= What the task asks =
Every single entry that follows is to be retyped exactly.
- - -
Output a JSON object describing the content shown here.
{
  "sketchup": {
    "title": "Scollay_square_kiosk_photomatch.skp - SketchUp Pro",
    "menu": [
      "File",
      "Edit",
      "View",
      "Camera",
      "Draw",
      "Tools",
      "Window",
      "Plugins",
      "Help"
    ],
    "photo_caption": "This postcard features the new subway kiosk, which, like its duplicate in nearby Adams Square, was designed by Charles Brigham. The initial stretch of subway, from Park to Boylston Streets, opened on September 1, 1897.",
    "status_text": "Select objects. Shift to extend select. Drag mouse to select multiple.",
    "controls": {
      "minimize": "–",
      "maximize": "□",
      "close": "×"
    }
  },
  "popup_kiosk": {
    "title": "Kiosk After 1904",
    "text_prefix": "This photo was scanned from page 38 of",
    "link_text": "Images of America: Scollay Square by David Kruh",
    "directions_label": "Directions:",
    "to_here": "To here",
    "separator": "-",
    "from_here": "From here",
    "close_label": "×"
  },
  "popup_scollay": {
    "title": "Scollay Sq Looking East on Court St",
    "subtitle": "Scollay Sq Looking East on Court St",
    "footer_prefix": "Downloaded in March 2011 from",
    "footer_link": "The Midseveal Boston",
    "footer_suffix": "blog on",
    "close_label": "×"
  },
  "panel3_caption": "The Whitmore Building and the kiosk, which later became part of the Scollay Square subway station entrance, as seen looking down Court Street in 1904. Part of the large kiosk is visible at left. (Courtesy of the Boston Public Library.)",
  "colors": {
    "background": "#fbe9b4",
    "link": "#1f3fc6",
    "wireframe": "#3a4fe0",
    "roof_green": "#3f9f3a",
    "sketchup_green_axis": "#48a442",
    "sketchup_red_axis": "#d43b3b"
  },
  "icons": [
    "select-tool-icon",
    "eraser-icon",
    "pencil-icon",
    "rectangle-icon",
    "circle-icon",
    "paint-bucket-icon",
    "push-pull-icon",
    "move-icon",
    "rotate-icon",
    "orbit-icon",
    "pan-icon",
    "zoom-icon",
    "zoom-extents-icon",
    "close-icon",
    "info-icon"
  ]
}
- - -
= Expected answer =
Output a JSON object describing the content shown here.
{
  "sketchup": {
    "title": "Scollay_square_kiosk_photomatch.skp - SketchUp Pro",
    "menu": [
      "File",
      "Edit",
      "View",
      "Camera",
      "Draw",
      "Tools",
      "Window",
      "Plugins",
      "Help"
    ],
    "photo_caption": "This postcard features the new subway kiosk, which, like its duplicate in nearby Adams Square, was designed by Charles Brigham. The initial stretch of subway, from Park to Boylston Streets, opened on September 1, 1897.",
    "status_text": "Select objects. Shift to extend select. Drag mouse to select multiple.",
    "controls": {
      "minimize": "–",
      "maximize": "□",
      "close": "×"
    }
  },
  "popup_kiosk": {
    "title": "Kiosk After 1904",
    "text_prefix": "This photo was scanned from page 38 of",
    "link_text": "Images of America: Scollay Square by David Kruh",
    "directions_label": "Directions:",
    "to_here": "To here",
    "separator": "-",
    "from_here": "From here",
    "close_label": "×"
  },
  "popup_scollay": {
    "title": "Scollay Sq Looking East on Court St",
    "subtitle": "Scollay Sq Looking East on Court St",
    "footer_prefix": "Downloaded in March 2011 from",
    "footer_link": "The Midseveal Boston",
    "footer_suffix": "blog on",
    "close_label": "×"
  },
  "panel3_caption": "The Whitmore Building and the kiosk, which later became part of the Scollay Square subway station entrance, as seen looking down Court Street in 1904. Part of the large kiosk is visible at left. (Courtesy of the Boston Public Library.)",
  "colors": {
    "background": "#fbe9b4",
    "link": "#1f3fc6",
    "wireframe": "#3a4fe0",
    "roof_green": "#3f9f3a",
    "sketchup_green_axis": "#48a442",
    "sketchup_red_axis": "#d43b3b"
  },
  "icons": [
    "select-tool-icon",
    "eraser-icon",
    "pencil-icon",
    "rectangle-icon",
    "circle-icon",
    "paint-bucket-icon",
    "push-pull-icon",
    "move-icon",
    "rotate-icon",
    "orbit-icon",
    "pan-icon",
    "zoom-icon",
    "zoom-extents-icon",
    "close-icon",
    "info-icon"
  ]
}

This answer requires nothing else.